◆ **TASK ITEM**: Give back all of the data exactly as it appears here.

(Entries from a dataset of interfaces)
BEGIN

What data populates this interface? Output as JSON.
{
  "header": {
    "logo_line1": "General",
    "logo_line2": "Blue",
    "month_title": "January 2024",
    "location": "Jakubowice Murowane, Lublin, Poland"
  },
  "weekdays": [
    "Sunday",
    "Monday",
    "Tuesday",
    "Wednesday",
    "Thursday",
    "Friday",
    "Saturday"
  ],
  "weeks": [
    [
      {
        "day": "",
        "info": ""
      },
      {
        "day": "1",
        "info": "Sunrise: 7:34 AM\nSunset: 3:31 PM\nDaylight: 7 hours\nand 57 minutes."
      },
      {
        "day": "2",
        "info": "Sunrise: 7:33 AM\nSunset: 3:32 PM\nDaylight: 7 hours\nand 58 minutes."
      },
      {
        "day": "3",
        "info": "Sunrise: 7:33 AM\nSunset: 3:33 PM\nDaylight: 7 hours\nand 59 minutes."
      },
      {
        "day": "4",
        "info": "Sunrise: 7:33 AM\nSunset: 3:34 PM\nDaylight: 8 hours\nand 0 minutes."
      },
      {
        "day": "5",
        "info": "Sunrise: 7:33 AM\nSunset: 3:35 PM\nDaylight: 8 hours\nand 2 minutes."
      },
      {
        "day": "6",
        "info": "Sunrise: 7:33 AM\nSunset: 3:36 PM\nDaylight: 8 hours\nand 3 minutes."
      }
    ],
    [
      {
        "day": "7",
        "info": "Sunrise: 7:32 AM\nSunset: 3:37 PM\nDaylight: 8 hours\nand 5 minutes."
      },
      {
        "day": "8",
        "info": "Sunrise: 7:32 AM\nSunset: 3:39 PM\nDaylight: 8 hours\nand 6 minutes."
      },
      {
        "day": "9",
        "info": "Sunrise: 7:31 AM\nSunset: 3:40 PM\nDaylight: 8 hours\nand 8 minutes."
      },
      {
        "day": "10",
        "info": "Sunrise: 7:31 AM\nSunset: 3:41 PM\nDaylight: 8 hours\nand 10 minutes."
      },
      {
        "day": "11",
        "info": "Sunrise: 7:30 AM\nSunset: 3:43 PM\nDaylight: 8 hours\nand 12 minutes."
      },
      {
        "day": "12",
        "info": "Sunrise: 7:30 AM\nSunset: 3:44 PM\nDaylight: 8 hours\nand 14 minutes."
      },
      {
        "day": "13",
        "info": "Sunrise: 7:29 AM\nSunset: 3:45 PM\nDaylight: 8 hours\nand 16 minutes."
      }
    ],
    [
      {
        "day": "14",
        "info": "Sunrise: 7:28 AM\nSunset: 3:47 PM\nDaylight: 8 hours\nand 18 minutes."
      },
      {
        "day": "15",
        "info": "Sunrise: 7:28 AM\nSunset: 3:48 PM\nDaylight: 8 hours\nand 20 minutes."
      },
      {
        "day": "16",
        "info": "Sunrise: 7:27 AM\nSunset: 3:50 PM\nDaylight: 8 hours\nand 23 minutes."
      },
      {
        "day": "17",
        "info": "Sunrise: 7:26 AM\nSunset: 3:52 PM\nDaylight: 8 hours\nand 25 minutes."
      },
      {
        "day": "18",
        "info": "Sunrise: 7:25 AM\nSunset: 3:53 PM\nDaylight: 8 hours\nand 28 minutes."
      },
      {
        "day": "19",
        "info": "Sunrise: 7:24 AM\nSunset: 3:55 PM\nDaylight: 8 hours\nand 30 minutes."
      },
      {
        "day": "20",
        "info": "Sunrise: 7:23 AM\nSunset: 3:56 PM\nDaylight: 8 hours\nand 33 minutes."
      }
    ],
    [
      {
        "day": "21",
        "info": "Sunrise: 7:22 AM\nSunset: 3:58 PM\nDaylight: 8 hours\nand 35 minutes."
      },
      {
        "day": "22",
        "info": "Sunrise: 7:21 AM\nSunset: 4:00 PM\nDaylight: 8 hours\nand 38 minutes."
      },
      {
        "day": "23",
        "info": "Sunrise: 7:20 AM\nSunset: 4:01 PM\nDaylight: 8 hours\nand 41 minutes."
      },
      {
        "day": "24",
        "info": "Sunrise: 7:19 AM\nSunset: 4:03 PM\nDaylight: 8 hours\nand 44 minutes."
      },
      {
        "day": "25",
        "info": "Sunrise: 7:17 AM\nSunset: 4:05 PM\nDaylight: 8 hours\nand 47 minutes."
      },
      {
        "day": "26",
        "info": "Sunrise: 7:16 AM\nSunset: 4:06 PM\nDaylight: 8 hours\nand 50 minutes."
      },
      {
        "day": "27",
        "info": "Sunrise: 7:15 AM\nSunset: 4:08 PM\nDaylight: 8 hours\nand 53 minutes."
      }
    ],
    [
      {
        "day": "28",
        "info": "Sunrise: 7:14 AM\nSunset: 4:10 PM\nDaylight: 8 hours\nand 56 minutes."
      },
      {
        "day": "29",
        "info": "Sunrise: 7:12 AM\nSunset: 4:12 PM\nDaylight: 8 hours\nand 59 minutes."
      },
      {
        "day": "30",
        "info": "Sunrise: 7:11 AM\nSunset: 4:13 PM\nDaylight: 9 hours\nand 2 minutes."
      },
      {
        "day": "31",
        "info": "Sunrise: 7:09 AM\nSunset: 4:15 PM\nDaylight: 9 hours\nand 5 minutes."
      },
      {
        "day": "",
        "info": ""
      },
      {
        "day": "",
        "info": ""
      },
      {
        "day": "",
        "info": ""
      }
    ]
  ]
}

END

◆ **SOLUTION**:
What data populates this interface? Output as JSON.
{
  "header": {
    "logo_line1": "General",
    "logo_line2": "Blue",
    "month_title": "January 2024",
    "location": "Jakubowice Murowane, Lublin, Poland"
  },
  "weekdays": [
    "Sunday",
    "Monday",
    "Tuesday",
    "Wednesday",
    "Thursday",
    "Friday",
    "Saturday"
  ],
  "weeks": [
    [
      {
        "day": "",
        "info": ""
      },
      {
        "day": "1",
        "info": "Sunrise: 7:34 AM\nSunset: 3:31 PM\nDaylight: 7 hours\nand 57 minutes."
      },
      {
        "day": "2",
        "info": "Sunrise: 7:33 AM\nSunset: 3:32 PM\nDaylight: 7 hours\nand 58 minutes."
      },
      {
        "day": "3",
        "info": "Sunrise: 7:33 AM\nSunset: 3:33 PM\nDaylight: 7 hours\nand 59 minutes."
      },
      {
        "day": "4",
        "info": "Sunrise: 7:33 AM\nSunset: 3:34 PM\nDaylight: 8 hours\nand 0 minutes."
      },
      {
        "day": "5",
        "info": "Sunrise: 7:33 AM\nSunset: 3:35 PM\nDaylight: 8 hours\nand 2 minutes."
      },
      {
        "day": "6",
        "info": "Sunrise: 7:33 AM\nSunset: 3:36 PM\nDaylight: 8 hours\nand 3 minutes."
      }
    ],
    [
      {
        "day": "7",
        "info": "Sunrise: 7:32 AM\nSunset: 3:37 PM\nDaylight: 8 hours\nand 5 minutes."
      },
      {
        "day": "8",
        "info": "Sunrise: 7:32 AM\nSunset: 3:39 PM\nDaylight: 8 hours\nand 6 minutes."
      },
      {
        "day": "9",
        "info": "Sunrise: 7:31 AM\nSunset: 3:40 PM\nDaylight: 8 hours\nand 8 minutes."
      },
      {
        "day": "10",
        "info": "Sunrise: 7:31 AM\nSunset: 3:41 PM\nDaylight: 8 hours\nand 10 minutes."
      },
      {
        "day": "11",
        "info": "Sunrise: 7:30 AM\nSunset: 3:43 PM\nDaylight: 8 hours\nand 12 minutes."
      },
      {
        "day": "12",
        "info": "Sunrise: 7:30 AM\nSunset: 3:44 PM\nDaylight: 8 hours\nand 14 minutes."
      },
      {
        "day": "13",
        "info": "Sunrise: 7:29 AM\nSunset: 3:45 PM\nDaylight: 8 hours\nand 16 minutes."
      }
    ],
    [
      {
        "day": "14",
        "info": "Sunrise: 7:28 AM\nSunset: 3:47 PM\nDaylight: 8 hours\nand 18 minutes."
      },
      {
        "day": "15",
        "info": "Sunrise: 7:28 AM\nSunset: 3:48 PM\nDaylight: 8 hours\nand 20 minutes."
      },
      {
        "day": "16",
        "info": "Sunrise: 7:27 AM\nSunset: 3:50 PM\nDaylight: 8 hours\nand 23 minutes."
      },
      {
        "day": "17",
        "info": "Sunrise: 7:26 AM\nSunset: 3:52 PM\nDaylight: 8 hours\nand 25 minutes."
      },
      {
        "day": "18",
        "info": "Sunrise: 7:25 AM\nSunset: 3:53 PM\nDaylight: 8 hours\nand 28 minutes."
      },
      {
        "day": "19",
        "info": "Sunrise: 7:24 AM\nSunset: 3:55 PM\nDaylight: 8 hours\nand 30 minutes."
      },
      {
        "day": "20",
        "info": "Sunrise: 7:23 AM\nSunset: 3:56 PM\nDaylight: 8 hours\nand 33 minutes."
      }
    ],
    [
      {
        "day": "21",
        "info": "Sunrise: 7:22 AM\nSunset: 3:58 PM\nDaylight: 8 hours\nand 35 minutes."
      },
      {
        "day": "22",
        "info": "Sunrise: 7:21 AM\nSunset: 4:00 PM\nDaylight: 8 hours\nand 38 minutes."
      },
      {
        "day": "23",
        "info": "Sunrise: 7:20 AM\nSunset: 4:01 PM\nDaylight: 8 hours\nand 41 minutes."
      },
      {
        "day": "24",
        "info": "Sunrise: 7:19 AM\nSunset: 4:03 PM\nDaylight: 8 hours\nand 44 minutes."
      },
      {
        "day": "25",
        "info": "Sunrise: 7:17 AM\nSunset: 4:05 PM\nDaylight: 8 hours\nand 47 minutes."
      },
      {
        "day": "26",
        "info": "Sunrise: 7:16 AM\nSunset: 4:06 PM\nDaylight: 8 hours\nand 50 minutes."
      },
      {
        "day": "27",
        "info": "Sunrise: 7:15 AM\nSunset: 4:08 PM\nDaylight: 8 hours\nand 53 minutes."
      }
    ],
    [
      {
        "day": "28",
        "info": "Sunrise: 7:14 AM\nSunset: 4:10 PM\nDaylight: 8 hours\nand 56 minutes."
      },
      {
        "day": "29",
        "info": "Sunrise: 7:12 AM\nSunset: 4:12 PM\nDaylight: 8 hours\nand 59 minutes."
      },
      {
        "day": "30",
        "info": "Sunrise: 7:11 AM\nSunset: 4:13 PM\nDaylight: 9 hours\nand 2 minutes."
      },
      {
        "day": "31",
        "info": "Sunrise: 7:09 AM\nSunset: 4:15 PM\nDaylight: 9 hours\nand 5 minutes."
      },
      {
        "day": "",
        "info": ""
      },
      {
        "day": "",
        "info": ""
      },
      {
        "day": "",
        "info": ""
      }
    ]
  ]
}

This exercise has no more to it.